There are strong indicators that Russian federal agencies have recently enhanced their cyber attacks against Ukrainian networks and systems. The goal is to take over critical infrastructures and to steal private and secret information.
Ukrainian cybersecurity experts continue to examine these attacks and to reveal their origin to the general public both domestically and abroad. Evidence of these aggressive actions might prove to be very useful for Ukrainian representatives in future negotiations of the Minsk agreements as well as in the international courts.
As for the latest cyber-attacks, one can correlate the increasing number with three major developments:
– Ukrainian Orthodox church autocephality process;
– Minsk contact group meetings intensification;
– Ukrainian presidential elections in 2019.
Evidence of the Russian Federation’s violation of Ukrainian systems is abundant in the virtual space. Experts are certain that Russia no longer attempts to hide its activities in order to demonstrate their potential for intimidation.
For instance, according to anonymous sources, the recent attempt of attack aimed at the top-level representative of Ukrainian Presidential Administration contained two signs of Russian trace. One of the delimiters in the data package is “versiya,” which translates to English “version” but appears in the Russian language with a Latin transliteration. Besides, one of the extracted files executes the parameter “blbntdgbplerfhfgepbrb,” which is an obscene phrase in the Russian language typed on an English keyboard layout.
Furthermore, several days ago Ukraine’s Cyberpolice and Security Service of Ukraine SBU reported a powerful attack at Ukrainian notary network. Several notaries received an email in formal Ukrainian style, that by the way is suggesting that the sender knows the Ukrainian language very well. Included was a malicious attachment that was a repacked version of Russian software RMS “TektonIT.” This software has caused a lot of harm and lead to many irreversible actions.
For the past four years, Ukraine has witnessed an increasing number of high-level cyber attacks on both Ukrainian state agencies and critical infrastructures.
To mention just a few, in 2015, a first-of-its-kind cyber attack on a power grid cut the lights for thousands of people in western Ukraine. In 2017, a malware called Petya swamped websites belonging to Ukrainian organizations, including banks, ministries and electricity suppliers. It was estimated that 80 percent of all infections were in Ukraine, with Germany hit the second-hardest at about 9 percent, other countries were also affected. The estimated losses from Petya and Wannacry malware around the world total $8 billion. These attacks are attributed to Russia.
Nowadays, Ukraine is dealing with a unique situation in the security sector. A permanent “hybrid” conflict in Donbas, the annexation of the Crimean Peninsula, frequent cyber attacks on critical and private infrastructures throughout Ukraine, numerous attempts to influence Ukrainian and European citizens through propaganda – these are only a portion of the threats Ukraine faces within a “hybrid war.” Ukraine has experience in resisting these threats, but it is not sufficient as of now. This is why Ukraine needs to involve more international experts, especially in the security sector, in order to create solutions to cope with all of the threats and challenges which target Ukraine on a daily basis. Therefore international cooperation, including within NATO programs, is becoming more important than ever before.

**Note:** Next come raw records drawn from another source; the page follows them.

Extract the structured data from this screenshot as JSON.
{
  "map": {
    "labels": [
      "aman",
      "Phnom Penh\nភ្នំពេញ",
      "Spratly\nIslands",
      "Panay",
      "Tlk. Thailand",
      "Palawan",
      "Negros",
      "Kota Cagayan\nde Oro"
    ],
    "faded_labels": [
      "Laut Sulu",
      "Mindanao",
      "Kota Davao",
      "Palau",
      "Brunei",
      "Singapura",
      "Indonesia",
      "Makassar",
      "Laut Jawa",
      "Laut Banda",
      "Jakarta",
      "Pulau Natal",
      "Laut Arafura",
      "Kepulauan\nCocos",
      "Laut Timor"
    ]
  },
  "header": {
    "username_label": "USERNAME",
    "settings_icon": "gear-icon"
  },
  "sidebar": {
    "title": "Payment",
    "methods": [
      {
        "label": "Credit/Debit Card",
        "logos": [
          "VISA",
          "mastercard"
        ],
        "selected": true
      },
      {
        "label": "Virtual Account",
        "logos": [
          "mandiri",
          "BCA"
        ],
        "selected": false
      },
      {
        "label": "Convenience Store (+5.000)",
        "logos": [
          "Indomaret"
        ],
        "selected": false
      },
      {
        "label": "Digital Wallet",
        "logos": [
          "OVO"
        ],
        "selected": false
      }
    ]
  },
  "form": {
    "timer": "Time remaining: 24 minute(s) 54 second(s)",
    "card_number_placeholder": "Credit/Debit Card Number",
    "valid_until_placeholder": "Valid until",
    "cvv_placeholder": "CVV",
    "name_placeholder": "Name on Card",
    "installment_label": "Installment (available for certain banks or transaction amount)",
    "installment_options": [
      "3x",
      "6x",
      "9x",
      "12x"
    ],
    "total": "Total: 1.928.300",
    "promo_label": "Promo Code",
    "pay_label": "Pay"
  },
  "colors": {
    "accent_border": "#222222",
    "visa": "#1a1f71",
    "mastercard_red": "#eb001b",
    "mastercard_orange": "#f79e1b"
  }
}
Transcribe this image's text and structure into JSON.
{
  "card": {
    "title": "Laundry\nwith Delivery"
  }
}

In conclusion, it should be mentioned that the cybersecurity issue in the 21st century is crucial and vital. This challenge concerns not only Ukraine, with its permanent conflict situation, but every country as well. In order to better cope with future threats, we need to unite our efforts in this struggle. Only together can we build a cyber-safe area around European countries.